The CVE strategy approach adopted by the police looks like an impressive strategy to prevent extremism, but the fact is that it failed to curb the growth of militancy and even led to the emergence of new militant outfit in 2022.
First of all, aggressive responses which killed over 100 militants since July 2016 could not stop their growth, as it is evident from a myriad of research that their emergence is closely tied with ideological commitment. This ideological commitment cannot be rooted out with an aggressive approach.
Even though some attempts have been made to preach the ‘true Islam’, these attempts were one-off and did not continue. Moreover, the kind of Islamic scholars engaged in these projects are, at times, not accepted by other groups of Muslims. In this case, its continuity needs to be ensured and popular Islamic clerics from all groups have to be engaged to disseminate proper knowledge.
Second, some of the members of the new militant organization had been in prison and after their release became involved with new militant organizations. This means that police rehabilitation programs have fallen flat. In last 5 years, after the approval of the project, they failed to produce a manual for de-radicalizing militants in prisons.
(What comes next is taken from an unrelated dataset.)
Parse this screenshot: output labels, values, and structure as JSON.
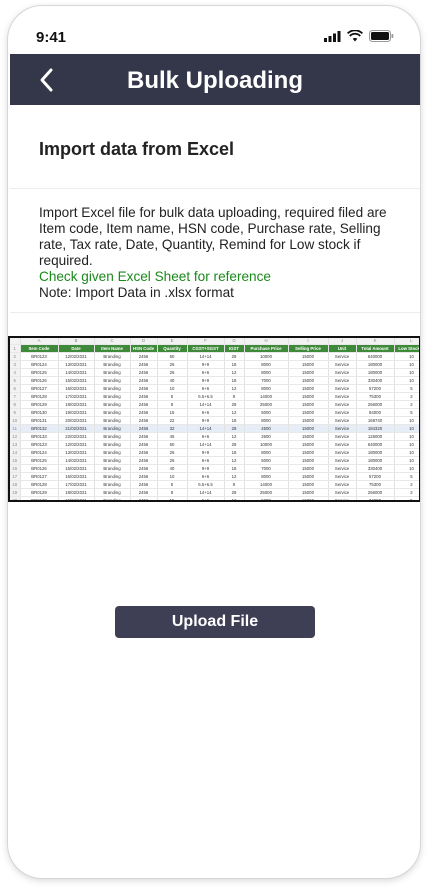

Third, this wave of militants is mostly radicalized online. Even though NTMC should be monitoring online content, the fact is that online content is still available. Additionally, online surveillance systems are too complex and time-consuming for police.
Fourth, disgruntled youths are more prone to militant ideology. The country has serious issues with identity formation and partisan politics. These wider socio-political issues deserve proper political commitment to encourage youths to love their country and be proud citizens.
Fifth, whatever the police have been doing since 2017 to prevent radicalization is part of a five-year-long project, which was supposed to have ended in 2022, but it was extended for another two years until 2024.
As radicalization is deeply-rooted problem, these ad hoc or project based strategies are not enough to deal with the problem. A social mass movement against militancy incorporating faith leaders from all groups of Muslims should be initiated and school curriculums should also address the issue.
European Eye on Radicalization aims to publish a diversity of perspectives and as such does not endorse the opinions expressed by contributors. The views expressed in this article represent the author alone.